Parker still has to prove herself in the college game, something LSU senior Seimone Augustus already has done -- time after time. Augustus, a first-team All-American and the national player of the year, will join 6-5 sophomore Sylvia Fowles in leading LSU's bid for a third straight Final Four trip.

Two other first-team All-America selections are back: Monique Currie, Duke's strong, athletic wing player, and Jessica Davenport, Ohio State's imposing 6-5 center.

Currie passed up a chance to begin a WNBA career to return for one more season, which could very well end at the Final Four in Boston. With Currie, Duke has all five starters back from a 31-5 team that lost to LSU in the NCAA regional finals.

And if that's not enough, point guard Lindsey Harding rejoins the team after a yearlong suspension and super recruit Abby Waner is on board. A national championship is the only thing that has eluded the Blue Devils and coach Gail Goestenkors. This looks to be their best chance to remedy that.

Some of Duke's fiercest competition will come from its own backyard. Speedy junior Ivory Latta heads a strong cast at North Carolina, which beat Duke three times last season en route to the ACC championship. The ACC was the nation's top-ranked league and should be even better now with the addition of Boston College from the Big East.

Ohio State returns 80 percent of its scoring, Georgia should go a long way with 6-3 Tasha Humphrey in the middle, guard Cappie Pondexter's return makes Rutgers a Final Four contender and Texas still has Tiffany Jackson to go with an outstanding recruiting class.

"There are so many good teams in our league and across the country,'' North Carolina coach Sylvia Hatchell said. "You look at the top 20 and I think any of those teams could win the national championship.

"There used to be only a few.
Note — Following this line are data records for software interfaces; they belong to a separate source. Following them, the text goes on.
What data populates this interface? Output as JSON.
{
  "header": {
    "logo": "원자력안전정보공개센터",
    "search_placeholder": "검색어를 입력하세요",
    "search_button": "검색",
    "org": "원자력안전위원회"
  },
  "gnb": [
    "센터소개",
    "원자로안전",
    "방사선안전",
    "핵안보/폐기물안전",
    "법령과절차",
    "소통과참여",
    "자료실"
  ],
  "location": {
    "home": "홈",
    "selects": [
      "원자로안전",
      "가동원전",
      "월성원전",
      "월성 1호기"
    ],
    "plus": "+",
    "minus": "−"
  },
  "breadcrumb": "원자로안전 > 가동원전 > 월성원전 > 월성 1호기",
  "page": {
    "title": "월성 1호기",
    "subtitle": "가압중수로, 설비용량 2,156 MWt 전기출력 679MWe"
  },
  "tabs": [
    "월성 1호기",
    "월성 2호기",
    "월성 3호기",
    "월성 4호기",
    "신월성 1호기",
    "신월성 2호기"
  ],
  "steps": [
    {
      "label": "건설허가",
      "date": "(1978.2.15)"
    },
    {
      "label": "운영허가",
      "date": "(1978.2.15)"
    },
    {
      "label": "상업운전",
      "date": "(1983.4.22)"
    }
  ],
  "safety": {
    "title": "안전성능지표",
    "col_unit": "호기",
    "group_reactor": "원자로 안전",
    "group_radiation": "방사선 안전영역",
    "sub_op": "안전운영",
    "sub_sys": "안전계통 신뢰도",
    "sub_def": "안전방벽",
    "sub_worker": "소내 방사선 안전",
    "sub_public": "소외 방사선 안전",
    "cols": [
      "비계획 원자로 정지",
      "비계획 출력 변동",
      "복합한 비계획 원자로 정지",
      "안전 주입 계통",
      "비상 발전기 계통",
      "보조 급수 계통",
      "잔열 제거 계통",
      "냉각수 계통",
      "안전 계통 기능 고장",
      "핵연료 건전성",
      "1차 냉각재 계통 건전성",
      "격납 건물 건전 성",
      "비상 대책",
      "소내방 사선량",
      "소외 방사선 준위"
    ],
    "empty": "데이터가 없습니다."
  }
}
You knew the national champion would be one of three or four teams. Not any more.''

Baylor and Michigan State both lost key players, though neither is bereft of talent. Still, getting back to the Final Four will be tough.
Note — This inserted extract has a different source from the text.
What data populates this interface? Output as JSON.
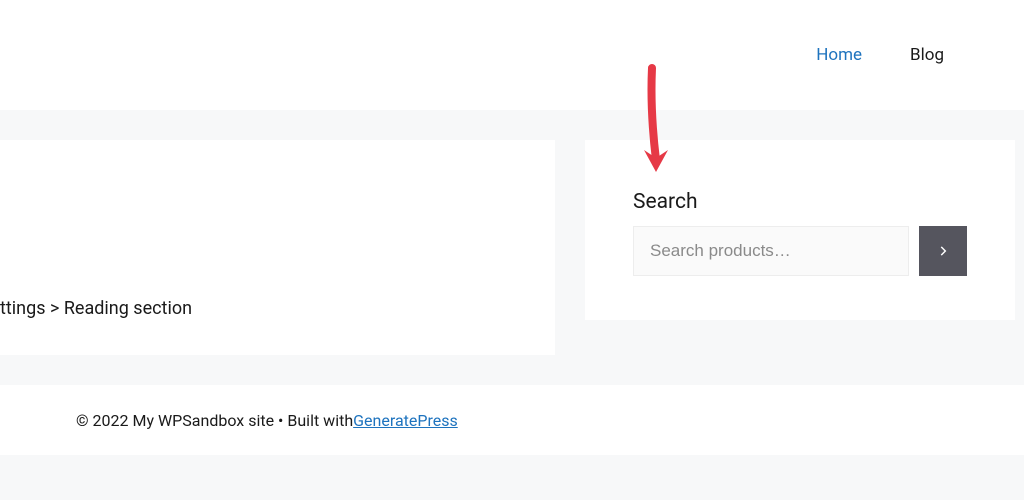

"I've had people tell me that since we didn't have people who were all-world, it gave them restored faith in the opportunities that can be there,'' said Michigan State's Joanne P. McCallie, The Associated Press national coach of the year last season.
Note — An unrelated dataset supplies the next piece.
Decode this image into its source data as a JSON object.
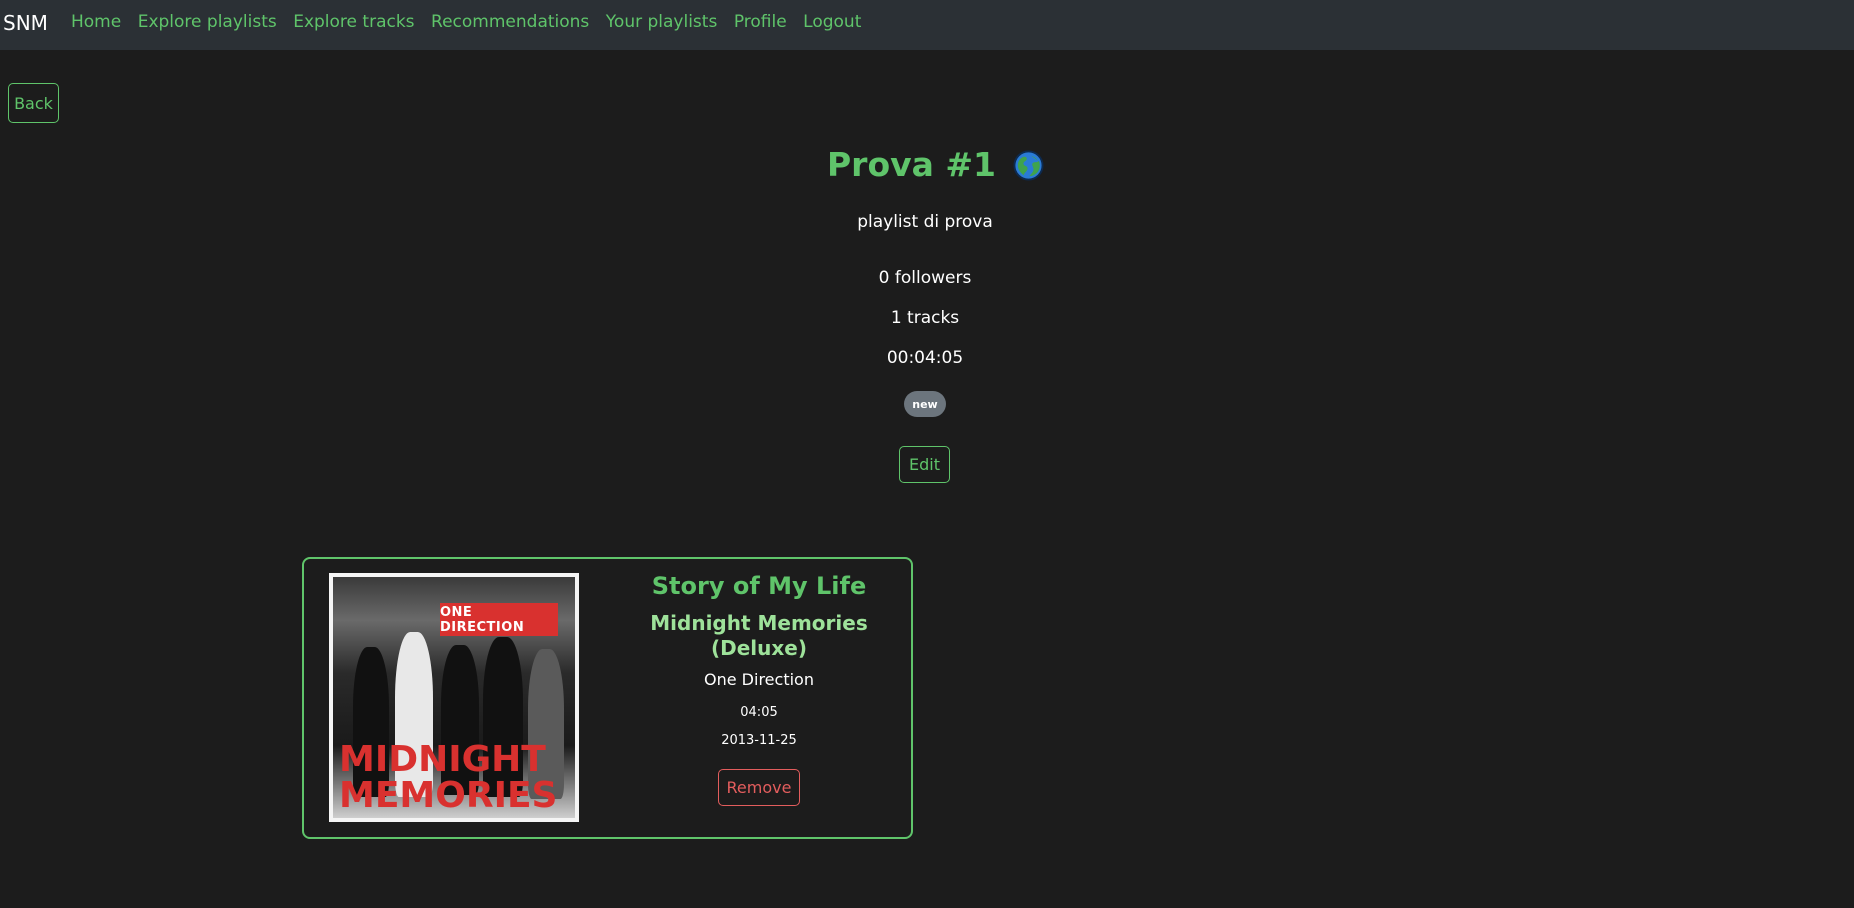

"With that said, it's just really, really hard. There are so many great teams out there, so much parity. Invariably, you're
going to have different people arriving on the scene at the Final Four.''

Oh, and don't forget Tennessee and Connecticut, both well stocked with experience and talent. And both are hungry.

Tennessee still is smarting from blowing a 16-point lead to Michigan State in the second half of the national semifinals. UConn didn't even get to the Final Four. After winning three straight national championships, the Huskies lost eight games last season and were knocked out of the NCAAs in the third round, their earliest exit since 1999.

"My fans are adamant that if we're 25-8 again next year, heads are going to roll,'' UConn coach Geno Auriemma said.

The Huskies find themselves in a much bigger Big East, which has grown to 16 teams with the addition of DePaul, Louisville, Marquette, Cincinnati and South Florida. DePaul and Louisville were NCAA Tournament teams last season.

Two experimental rules will be tried in some early-season tournaments. The 3-point line will be moved back 9 inches to 20 feet, 6 inches, and a 10-second backcourt violation will be enforced.

Zolman, a guard and Tennessee's best outside shooter, thinks the 10-second call will have more impact than the longer 3-point shot. Tennessee will see those rules at the Paradise Jam in the U.S. Virgin Islands, where, by the way, the Lady Vols will get another shot at Michigan State.

"For teams that like to get up in your shorts, so to speak, like our team, the 10-second call will be to our advantage,''
Zolman said. "We can set up the press, keep them back there and try to get those turnovers.

"At the other end, you have to consciously be aware on offense that you have to get the ball up there. You can't stay back and try to waste time.''

In another change designed to avoid competition with the men's game, the announcement of the NCAA Tournament bracket will move from Sunday to Monday. Will that bracket include another Baylor or Michigan State?

"There's so much talent and parity,'' said North Carolina's Hatchell. "It's just a great game right now."